* Work to complete: Repeat all entries word for word; skip images.

* Records shown:
+ + +

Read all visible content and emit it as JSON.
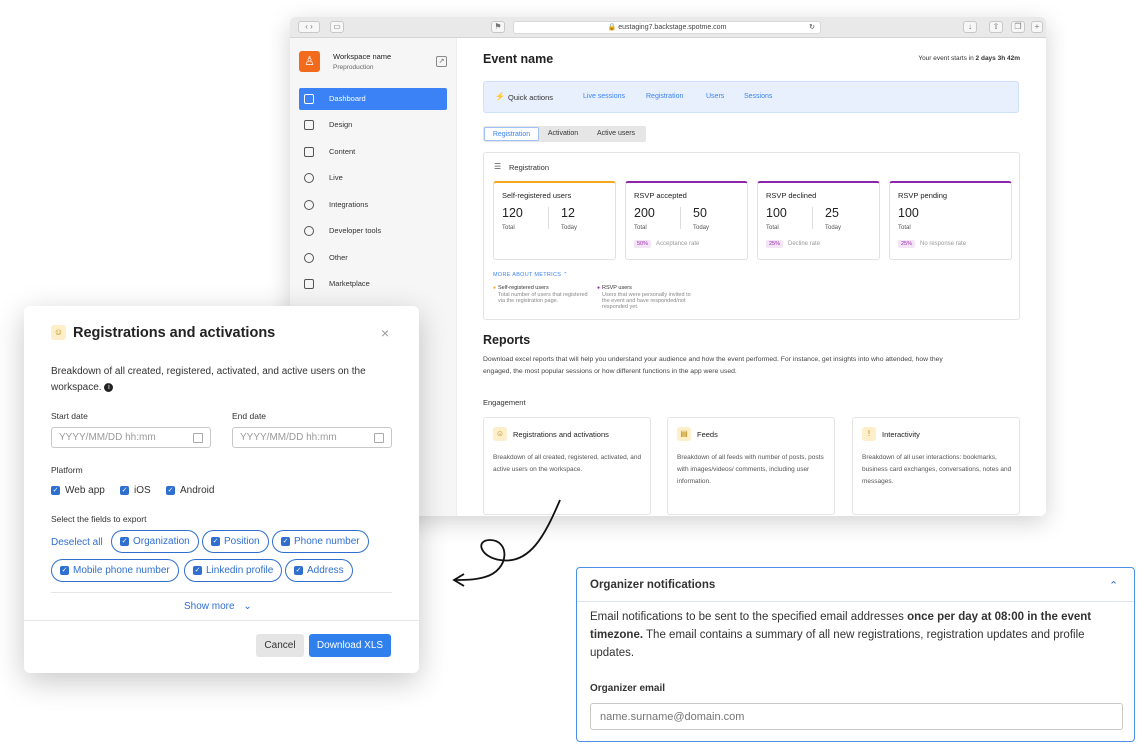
{
  "browser": {
    "url": "eustaging7.backstage.spotme.com"
  },
  "sidebar": {
    "workspace_name": "Workspace name",
    "workspace_sub": "Preproduction",
    "items": [
      {
        "label": "Dashboard"
      },
      {
        "label": "Design"
      },
      {
        "label": "Content"
      },
      {
        "label": "Live"
      },
      {
        "label": "Integrations"
      },
      {
        "label": "Developer tools"
      },
      {
        "label": "Other"
      },
      {
        "label": "Marketplace"
      }
    ]
  },
  "main": {
    "event_name": "Event name",
    "starts_prefix": "Your event starts in",
    "starts_value": "2 days 3h 42m",
    "quick_actions": {
      "label": "Quick actions",
      "links": [
        "Live sessions",
        "Registration",
        "Users",
        "Sessions"
      ]
    },
    "tabs": [
      "Registration",
      "Activation",
      "Active users"
    ],
    "registration": {
      "title": "Registration",
      "cards": [
        {
          "title": "Self-registered users",
          "v1": "120",
          "l1": "Total",
          "v2": "12",
          "l2": "Today"
        },
        {
          "title": "RSVP accepted",
          "v1": "200",
          "l1": "Total",
          "v2": "50",
          "l2": "Today",
          "pct": "50%",
          "rate": "Acceptance rate"
        },
        {
          "title": "RSVP declined",
          "v1": "100",
          "l1": "Total",
          "v2": "25",
          "l2": "Today",
          "pct": "25%",
          "rate": "Decline rate"
        },
        {
          "title": "RSVP pending",
          "v1": "100",
          "l1": "Total",
          "pct": "25%",
          "rate": "No response rate"
        }
      ],
      "more_metrics": "MORE ABOUT METRICS",
      "legend": [
        {
          "title": "Self-registered users",
          "desc1": "Total number of users that registered",
          "desc2": "via the registration page."
        },
        {
          "title": "RSVP users",
          "desc1": "Users that were personally invited to",
          "desc2": "the event and have responded/not",
          "desc3": "responded yet."
        }
      ]
    },
    "reports": {
      "title": "Reports",
      "desc1": "Download excel reports that will help you understand your audience and how the event performed. For instance, get insights into who attended, how they",
      "desc2": "engaged, the most popular sessions or how different functions in the app were used.",
      "section": "Engagement",
      "cards": [
        {
          "title": "Registrations and activations",
          "desc": "Breakdown of all created, registered, activated, and active users on the workspace."
        },
        {
          "title": "Feeds",
          "desc": "Breakdown of all feeds with number of posts, posts with images/videos/ comments, including user information."
        },
        {
          "title": "Interactivity",
          "desc": "Breakdown of all user interactions: bookmarks, business card exchanges, conversations, notes and messages."
        }
      ]
    }
  },
  "modal": {
    "title": "Registrations and activations",
    "desc1": "Breakdown of all created, registered, activated, and active users on the",
    "desc2": "workspace.",
    "start_label": "Start date",
    "end_label": "End date",
    "date_placeholder": "YYYY/MM/DD hh:mm",
    "platform_label": "Platform",
    "platforms": [
      "Web app",
      "iOS",
      "Android"
    ],
    "fields_label": "Select the fields to export",
    "deselect": "Deselect all",
    "fields": [
      "Organization",
      "Position",
      "Phone number",
      "Mobile phone number",
      "Linkedin profile",
      "Address"
    ],
    "show_more": "Show more",
    "cancel": "Cancel",
    "download": "Download XLS"
  },
  "organizer": {
    "title": "Organizer notifications",
    "text_a": "Email notifications to be sent to the specified email addresses ",
    "text_bold": "once per day at 08:00 in the event timezone.",
    "text_b": " The email contains a summary of all new registrations, registration updates and profile updates.",
    "email_label": "Organizer email",
    "email_placeholder": "name.surname@domain.com"
  },
  "colors": {
    "accent": "#3b82f6",
    "orange": "#f26b1d",
    "purple": "#8e24aa",
    "modal_blue": "#2f6fd0"
  }
}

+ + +

* Your solution:
Read all visible content and emit it as JSON.
{
  "browser": {
    "url": "eustaging7.backstage.spotme.com"
  },
  "sidebar": {
    "workspace_name": "Workspace name",
    "workspace_sub": "Preproduction",
    "items": [
      {
        "label": "Dashboard"
      },
      {
        "label": "Design"
      },
      {
        "label": "Content"
      },
      {
        "label": "Live"
      },
      {
        "label": "Integrations"
      },
      {
        "label": "Developer tools"
      },
      {
        "label": "Other"
      },
      {
        "label": "Marketplace"
      }
    ]
  },
  "main": {
    "event_name": "Event name",
    "starts_prefix": "Your event starts in",
    "starts_value": "2 days 3h 42m",
    "quick_actions": {
      "label": "Quick actions",
      "links": [
        "Live sessions",
        "Registration",
        "Users",
        "Sessions"
      ]
    },
    "tabs": [
      "Registration",
      "Activation",
      "Active users"
    ],
    "registration": {
      "title": "Registration",
      "cards": [
        {
          "title": "Self-registered users",
          "v1": "120",
          "l1": "Total",
          "v2": "12",
          "l2": "Today"
        },
        {
          "title": "RSVP accepted",
          "v1": "200",
          "l1": "Total",
          "v2": "50",
          "l2": "Today",
          "pct": "50%",
          "rate": "Acceptance rate"
        },
        {
          "title": "RSVP declined",
          "v1": "100",
          "l1": "Total",
          "v2": "25",
          "l2": "Today",
          "pct": "25%",
          "rate": "Decline rate"
        },
        {
          "title": "RSVP pending",
          "v1": "100",
          "l1": "Total",
          "pct": "25%",
          "rate": "No response rate"
        }
      ],
      "more_metrics": "MORE ABOUT METRICS",
      "legend": [
        {
          "title": "Self-registered users",
          "desc1": "Total number of users that registered",
          "desc2": "via the registration page."
        },
        {
          "title": "RSVP users",
          "desc1": "Users that were personally invited to",
          "desc2": "the event and have responded/not",
          "desc3": "responded yet."
        }
      ]
    },
    "reports": {
      "title": "Reports",
      "desc1": "Download excel reports that will help you understand your audience and how the event performed. For instance, get insights into who attended, how they",
      "desc2": "engaged, the most popular sessions or how different functions in the app were used.",
      "section": "Engagement",
      "cards": [
        {
          "title": "Registrations and activations",
          "desc": "Breakdown of all created, registered, activated, and active users on the workspace."
        },
        {
          "title": "Feeds",
          "desc": "Breakdown of all feeds with number of posts, posts with images/videos/ comments, including user information."
        },
        {
          "title": "Interactivity",
          "desc": "Breakdown of all user interactions: bookmarks, business card exchanges, conversations, notes and messages."
        }
      ]
    }
  },
  "modal": {
    "title": "Registrations and activations",
    "desc1": "Breakdown of all created, registered, activated, and active users on the",
    "desc2": "workspace.",
    "start_label": "Start date",
    "end_label": "End date",
    "date_placeholder": "YYYY/MM/DD hh:mm",
    "platform_label": "Platform",
    "platforms": [
      "Web app",
      "iOS",
      "Android"
    ],
    "fields_label": "Select the fields to export",
    "deselect": "Deselect all",
    "fields": [
      "Organization",
      "Position",
      "Phone number",
      "Mobile phone number",
      "Linkedin profile",
      "Address"
    ],
    "show_more": "Show more",
    "cancel": "Cancel",
    "download": "Download XLS"
  },
  "organizer": {
    "title": "Organizer notifications",
    "text_a": "Email notifications to be sent to the specified email addresses ",
    "text_bold": "once per day at 08:00 in the event timezone.",
    "text_b": " The email contains a summary of all new registrations, registration updates and profile updates.",
    "email_label": "Organizer email",
    "email_placeholder": "name.surname@domain.com"
  },
  "colors": {
    "accent": "#3b82f6",
    "orange": "#f26b1d",
    "purple": "#8e24aa",
    "modal_blue": "#2f6fd0"
  }
}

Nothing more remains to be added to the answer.